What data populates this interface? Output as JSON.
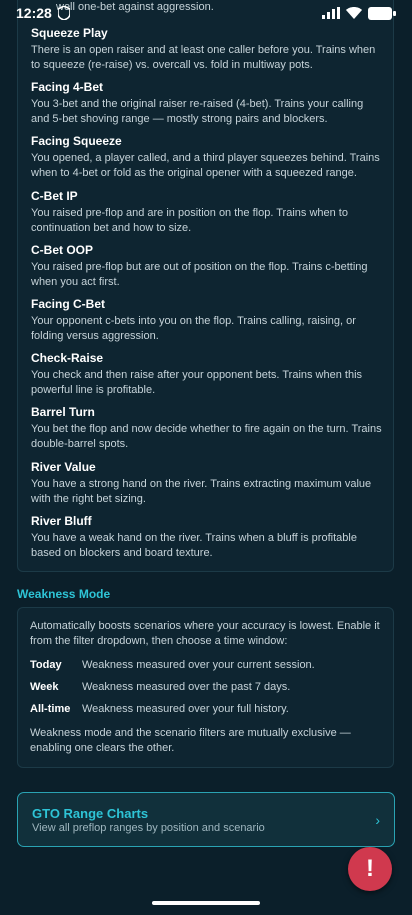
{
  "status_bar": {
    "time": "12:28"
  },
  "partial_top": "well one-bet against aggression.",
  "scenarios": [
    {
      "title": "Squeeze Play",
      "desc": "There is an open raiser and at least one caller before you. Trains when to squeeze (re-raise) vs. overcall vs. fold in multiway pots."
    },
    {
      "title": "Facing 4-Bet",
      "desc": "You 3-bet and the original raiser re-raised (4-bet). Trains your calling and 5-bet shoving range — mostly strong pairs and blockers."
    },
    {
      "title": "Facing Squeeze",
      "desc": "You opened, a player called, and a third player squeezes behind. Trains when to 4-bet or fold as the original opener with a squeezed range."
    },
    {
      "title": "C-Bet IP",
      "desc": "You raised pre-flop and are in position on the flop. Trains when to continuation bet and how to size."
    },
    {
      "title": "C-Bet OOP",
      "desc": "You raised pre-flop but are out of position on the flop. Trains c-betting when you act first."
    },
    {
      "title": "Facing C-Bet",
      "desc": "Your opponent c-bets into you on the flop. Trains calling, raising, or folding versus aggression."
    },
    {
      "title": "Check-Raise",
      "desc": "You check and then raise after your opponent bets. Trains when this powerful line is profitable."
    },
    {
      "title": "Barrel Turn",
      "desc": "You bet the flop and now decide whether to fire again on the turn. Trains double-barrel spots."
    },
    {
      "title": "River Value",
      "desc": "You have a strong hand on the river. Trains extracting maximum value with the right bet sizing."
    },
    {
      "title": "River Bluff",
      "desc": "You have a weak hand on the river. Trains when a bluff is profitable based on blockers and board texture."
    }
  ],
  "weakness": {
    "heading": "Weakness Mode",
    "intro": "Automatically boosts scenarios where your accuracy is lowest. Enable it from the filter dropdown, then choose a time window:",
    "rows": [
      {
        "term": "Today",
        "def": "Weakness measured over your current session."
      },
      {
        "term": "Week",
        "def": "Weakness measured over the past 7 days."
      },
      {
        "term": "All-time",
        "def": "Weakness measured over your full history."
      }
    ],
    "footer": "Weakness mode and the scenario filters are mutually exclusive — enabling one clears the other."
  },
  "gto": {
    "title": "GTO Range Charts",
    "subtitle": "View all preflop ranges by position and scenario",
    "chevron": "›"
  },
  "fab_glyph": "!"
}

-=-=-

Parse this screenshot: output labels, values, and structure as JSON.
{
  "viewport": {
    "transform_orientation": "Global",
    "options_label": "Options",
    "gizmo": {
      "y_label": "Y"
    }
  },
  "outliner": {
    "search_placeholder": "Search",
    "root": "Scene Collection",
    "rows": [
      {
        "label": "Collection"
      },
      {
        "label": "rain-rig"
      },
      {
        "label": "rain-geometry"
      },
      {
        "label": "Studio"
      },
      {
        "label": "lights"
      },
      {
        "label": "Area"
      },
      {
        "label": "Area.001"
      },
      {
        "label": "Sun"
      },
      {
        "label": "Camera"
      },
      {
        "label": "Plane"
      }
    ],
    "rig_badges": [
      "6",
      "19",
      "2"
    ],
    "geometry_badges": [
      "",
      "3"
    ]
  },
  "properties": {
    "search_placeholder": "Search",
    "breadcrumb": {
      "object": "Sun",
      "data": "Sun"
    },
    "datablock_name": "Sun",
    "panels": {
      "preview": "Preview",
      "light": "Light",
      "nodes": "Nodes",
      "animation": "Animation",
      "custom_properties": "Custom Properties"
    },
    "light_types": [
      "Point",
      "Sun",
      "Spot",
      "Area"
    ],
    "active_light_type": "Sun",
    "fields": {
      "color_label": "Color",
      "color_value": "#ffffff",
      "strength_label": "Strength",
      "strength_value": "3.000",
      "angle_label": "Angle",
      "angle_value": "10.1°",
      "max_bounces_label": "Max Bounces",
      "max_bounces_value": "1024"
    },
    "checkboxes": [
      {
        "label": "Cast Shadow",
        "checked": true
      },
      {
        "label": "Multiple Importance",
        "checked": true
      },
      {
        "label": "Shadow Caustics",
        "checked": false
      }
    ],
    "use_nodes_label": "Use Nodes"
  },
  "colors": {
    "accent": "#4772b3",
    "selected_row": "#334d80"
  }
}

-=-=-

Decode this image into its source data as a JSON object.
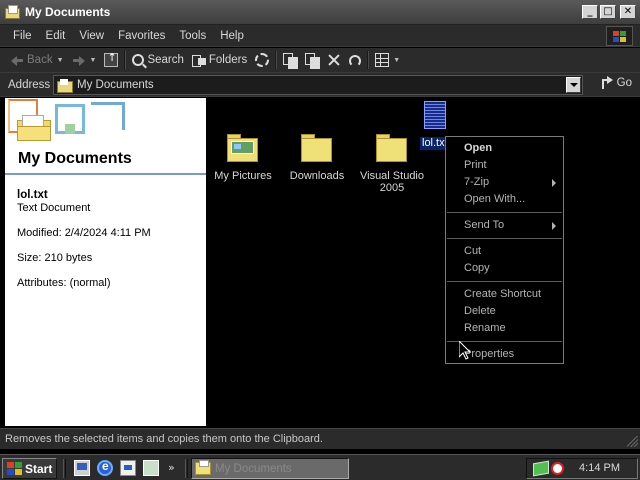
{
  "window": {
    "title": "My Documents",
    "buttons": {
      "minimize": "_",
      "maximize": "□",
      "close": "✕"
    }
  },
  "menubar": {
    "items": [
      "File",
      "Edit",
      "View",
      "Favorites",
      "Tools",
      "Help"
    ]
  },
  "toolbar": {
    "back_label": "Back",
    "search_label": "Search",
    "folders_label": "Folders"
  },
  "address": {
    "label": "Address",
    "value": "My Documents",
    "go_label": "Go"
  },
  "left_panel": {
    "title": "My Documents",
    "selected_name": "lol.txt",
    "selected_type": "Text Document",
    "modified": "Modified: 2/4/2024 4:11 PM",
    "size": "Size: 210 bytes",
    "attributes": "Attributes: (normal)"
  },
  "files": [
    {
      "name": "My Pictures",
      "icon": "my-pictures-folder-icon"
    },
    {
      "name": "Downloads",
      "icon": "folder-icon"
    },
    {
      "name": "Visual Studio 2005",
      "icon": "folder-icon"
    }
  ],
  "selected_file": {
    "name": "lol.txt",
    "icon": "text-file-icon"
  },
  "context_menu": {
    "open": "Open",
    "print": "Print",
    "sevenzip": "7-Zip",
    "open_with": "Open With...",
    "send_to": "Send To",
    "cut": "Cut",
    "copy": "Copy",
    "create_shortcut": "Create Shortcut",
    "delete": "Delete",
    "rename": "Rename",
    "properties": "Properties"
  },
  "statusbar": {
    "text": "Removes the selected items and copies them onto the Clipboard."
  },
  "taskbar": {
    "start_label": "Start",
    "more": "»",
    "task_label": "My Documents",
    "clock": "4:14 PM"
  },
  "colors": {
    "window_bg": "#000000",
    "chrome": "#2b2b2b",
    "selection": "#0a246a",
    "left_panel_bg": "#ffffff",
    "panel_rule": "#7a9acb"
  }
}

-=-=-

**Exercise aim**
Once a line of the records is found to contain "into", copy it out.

**Written response**
      "desc": "Your opponent c-bets into you on the flop. Trains calling, raising, or folding versus aggression."
Decode this image into its source data as a JSON object.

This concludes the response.